A term referring to games and sports played on the streets, usually in relatively informal fashion. From hopscotch to blind man's buff, street racing to chanting and playing with hoops and tops, children in particular would use the street as a playground. Modern urban conditions and the growth of traffic on the streets, as well as domestic-based modes of media consumption and the provision of municipal parks, have made street games a thing of the past. Street life and games were an important element of a culture in dense urban settings, and were also undermined by liberal reformists, as described in Cary Goodman's Choosing Sides: Playground and Streetlife on the Lower East Side (1979), in relation to the German Jewish immigrant communities of 1890–1914 New York city: ‘our grandparents lived and laughed and loved and grew to adulthood in the streets.
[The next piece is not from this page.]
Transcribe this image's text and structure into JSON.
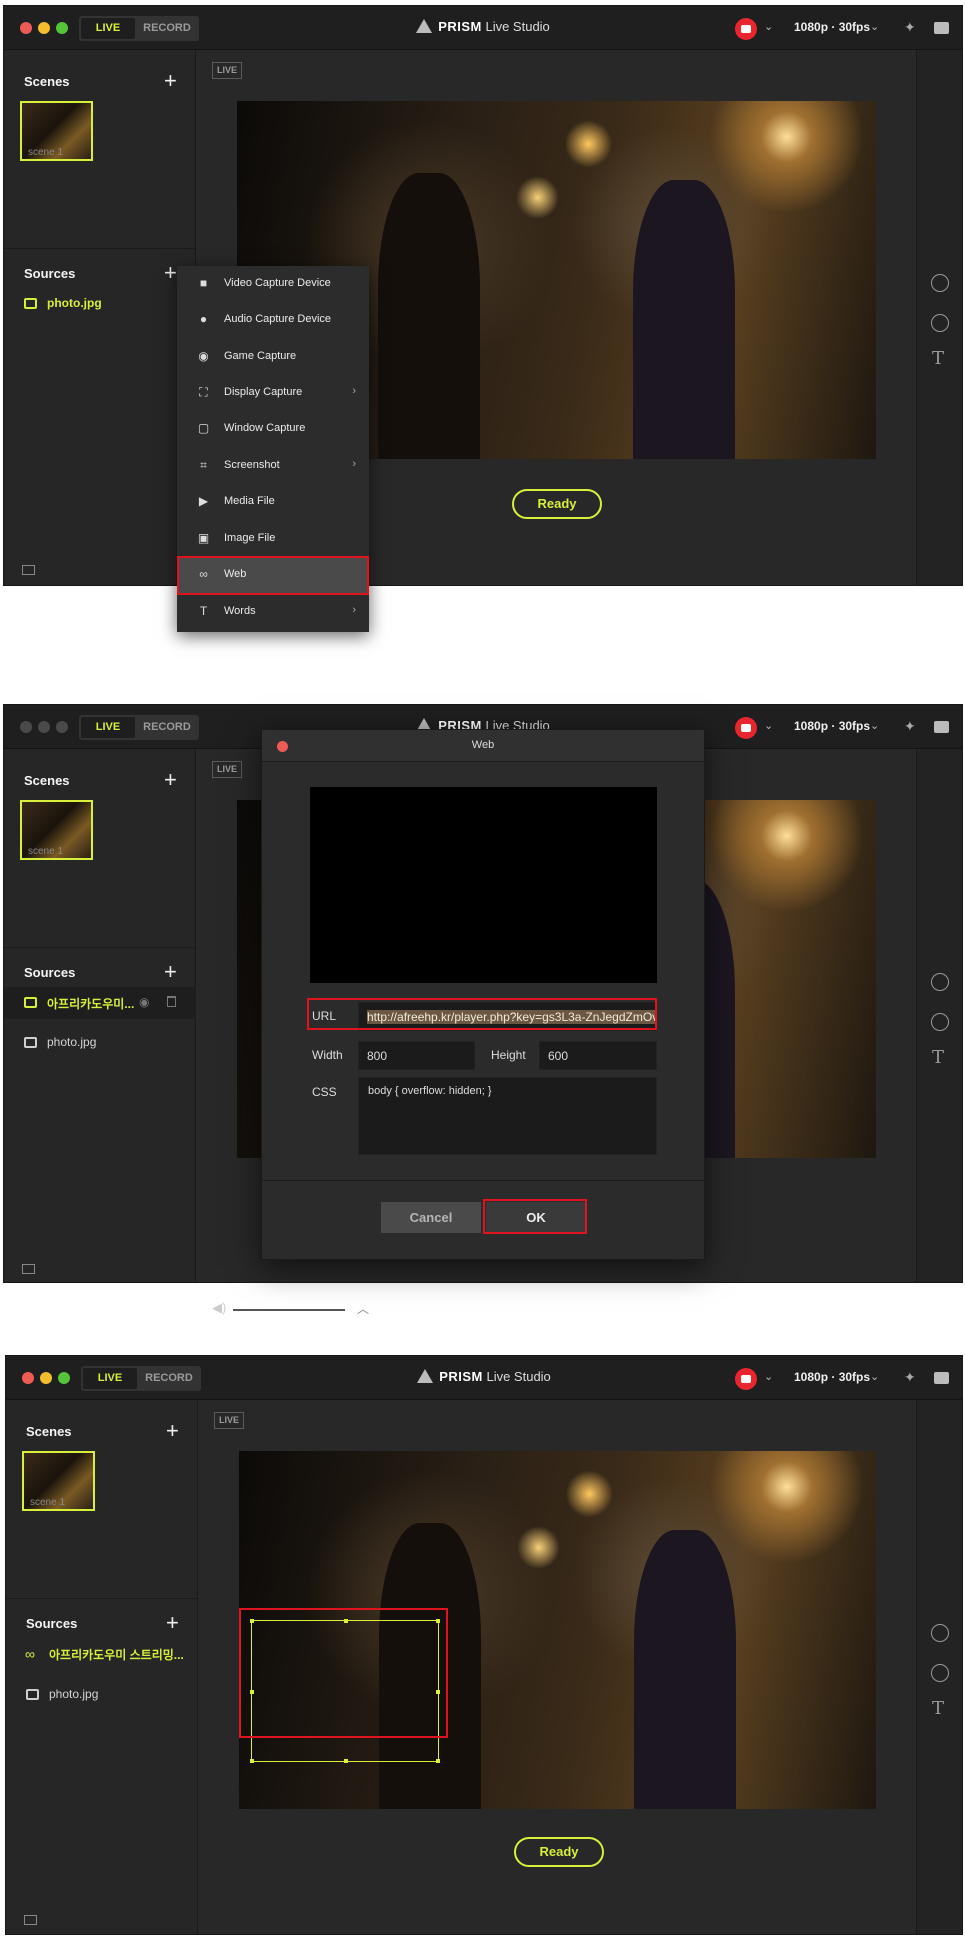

The streets provided opportunities for community, kibitzing, and recreation.’ A National Amateur Athletic Federation survey showed that participation in ‘sandlot baseball’ fell by 50 per cent from 1923 to 1925, the years cementing what has been labelled the USA's Goden Age of sport, when stadiums, multimillion-dollar sports, radio, and newpapers transformed the base of the sporting culture and began to sell the new forms back to the people. Stanley Aronowitz, in his preface to Goodman's study, argues that the study of street culture and its erosion is a confirmation of how ‘time and space are categories of power’.
Subjects: Sport and Leisure.